Article by: Emanuel Trotto
Translation by: Paola Pupella
A Vietnam veteran, unsuited, insomniac, unable to integrate in society, finally arms himself and carries out a massacre. We are not talking about Taxi Driver, but a just subsequent film to Scorsese’s masterpiece (showing only one year later, in 1977): Rolling Thunder.
Both films arise from the anguished pen of Paul Schrader, who, after a noteworthy activity as a scriptwriter (The Yakuza for Sidney Pollack, Obsession for Brian De Palma), firmly intended to become a director. However, because of production problems, his project was rather handed to John Flynn as director and Heywood Gould as re-scriptwriter. Schrader’s debut will happen later, in 1978, with a working class drama entitled Blue Collar.
The story of alienation and revenge of Major Rane is perfect. When the protagonist comes back to his hometown in Texas, after 7 years of imprisonment in Vietnam (that scarred him deeply), his fellow citizens reward “his heroism” with a box of silver dollars. Some bandits proceed to steal his money and kill cruelly his wife and his child. Major Rane then decides to take the law into his own hands.
Although a deep change in scriptwriting, that has eliminated most of the pathological racism of the protagonist, Rane is Schrader’s perfect hero: anguished by blame, he thinks that the only way to redeem himself is through violence and personal sacrifice.
He blames himself for having survived to his imprisonment, being able to put up with his pain, and his pride consist in being able to do it well.

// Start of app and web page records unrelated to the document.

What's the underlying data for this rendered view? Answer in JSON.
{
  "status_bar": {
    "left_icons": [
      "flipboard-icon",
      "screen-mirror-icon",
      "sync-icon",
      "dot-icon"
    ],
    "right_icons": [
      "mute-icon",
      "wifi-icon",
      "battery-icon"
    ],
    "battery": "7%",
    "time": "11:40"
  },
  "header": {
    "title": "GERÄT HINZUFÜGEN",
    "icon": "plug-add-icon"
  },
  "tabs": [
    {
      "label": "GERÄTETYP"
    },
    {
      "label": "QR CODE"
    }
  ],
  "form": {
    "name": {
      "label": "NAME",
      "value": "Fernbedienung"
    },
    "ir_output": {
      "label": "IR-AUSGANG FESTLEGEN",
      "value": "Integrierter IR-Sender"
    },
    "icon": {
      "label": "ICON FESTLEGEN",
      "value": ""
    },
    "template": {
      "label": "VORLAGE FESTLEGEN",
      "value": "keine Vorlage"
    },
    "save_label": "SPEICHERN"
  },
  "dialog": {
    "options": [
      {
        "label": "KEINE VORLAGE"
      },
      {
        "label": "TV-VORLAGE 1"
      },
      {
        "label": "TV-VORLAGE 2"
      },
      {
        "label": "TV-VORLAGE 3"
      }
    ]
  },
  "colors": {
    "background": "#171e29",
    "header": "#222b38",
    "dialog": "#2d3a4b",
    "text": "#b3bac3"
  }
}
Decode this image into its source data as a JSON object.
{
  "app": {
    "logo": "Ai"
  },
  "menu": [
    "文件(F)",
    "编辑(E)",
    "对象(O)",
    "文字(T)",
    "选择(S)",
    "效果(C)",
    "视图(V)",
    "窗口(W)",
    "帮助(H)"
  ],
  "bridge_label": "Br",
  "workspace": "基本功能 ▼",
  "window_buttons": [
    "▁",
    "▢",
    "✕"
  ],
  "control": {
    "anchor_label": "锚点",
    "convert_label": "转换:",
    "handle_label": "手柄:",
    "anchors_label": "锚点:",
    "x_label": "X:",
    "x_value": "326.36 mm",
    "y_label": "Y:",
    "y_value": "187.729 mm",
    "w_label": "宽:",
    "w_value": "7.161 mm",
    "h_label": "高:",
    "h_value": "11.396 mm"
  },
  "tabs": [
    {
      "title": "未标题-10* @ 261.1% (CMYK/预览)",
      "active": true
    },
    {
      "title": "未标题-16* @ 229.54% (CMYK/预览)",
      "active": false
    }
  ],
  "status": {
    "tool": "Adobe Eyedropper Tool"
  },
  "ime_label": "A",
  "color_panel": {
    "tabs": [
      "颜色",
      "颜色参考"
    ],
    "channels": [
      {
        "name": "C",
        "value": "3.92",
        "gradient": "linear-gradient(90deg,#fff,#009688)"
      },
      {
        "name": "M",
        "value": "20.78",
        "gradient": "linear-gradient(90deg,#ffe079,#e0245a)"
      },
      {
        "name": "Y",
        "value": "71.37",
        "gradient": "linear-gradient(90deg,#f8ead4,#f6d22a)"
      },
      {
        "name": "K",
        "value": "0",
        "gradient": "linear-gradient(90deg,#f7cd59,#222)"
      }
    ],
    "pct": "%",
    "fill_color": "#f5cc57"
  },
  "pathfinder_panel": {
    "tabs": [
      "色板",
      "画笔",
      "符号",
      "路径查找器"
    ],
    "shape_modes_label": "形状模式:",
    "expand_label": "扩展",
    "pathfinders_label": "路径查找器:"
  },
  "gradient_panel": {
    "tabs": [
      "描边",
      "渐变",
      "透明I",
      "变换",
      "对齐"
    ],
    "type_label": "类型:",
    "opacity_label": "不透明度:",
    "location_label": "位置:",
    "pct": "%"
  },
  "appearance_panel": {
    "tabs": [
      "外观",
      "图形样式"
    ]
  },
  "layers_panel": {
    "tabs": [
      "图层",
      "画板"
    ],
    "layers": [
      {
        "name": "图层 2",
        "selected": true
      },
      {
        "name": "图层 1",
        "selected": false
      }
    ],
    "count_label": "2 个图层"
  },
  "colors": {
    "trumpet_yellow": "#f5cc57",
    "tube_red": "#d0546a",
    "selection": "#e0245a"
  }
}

This pride pushes him to his family’s useless massacre. His redemption is avenging his wife and his child following the unreasonable law of eye for an eye.
Rolling Thunder is a cold film, with static shot, without any soundtrack, a total silence that enhances the lot. Everything arises from an unsatisfactory violence, not exciting. The revenge is only a temporary relief to fill up emptiness; the revenge is cruel as well as everything else.
The protagonist’s violence is unleashed by repugnance and refusal, but it is a consequence of a suffered violence as well, the one he experienced in Vietnam. The excruciating memories of daily tortures, the pain and the inability to impart it reflect also the impossibility, by the side of citizens, to welcome him as one of their own. It appears in the vacuity through which they consider him a hero.
A mental, as well as physical, mutilation clash in a welcoming and reassuring society. The violence of the protagonist also addresses the democratic society, considered blind and violent as well; it mourns its dead men as martyrs, but still values seven years of a human life worth only 2,555. The travel of the hero is an endless odyssey, of which coming back home is only the start.
Penelope is ready to throw him out, rather than waiting for Odysseus, forcing the hero to roam, to get away more and more, to sink into oblivion. He anticipates Rambo, another hero of violence and desperation.
Vietnam heroes are crazy and cruel. They have lost their humanity, and democracy rejects them without mercy and condemns them.
Many American flags do not wave anymore; and the few that remain are ripped to shreds.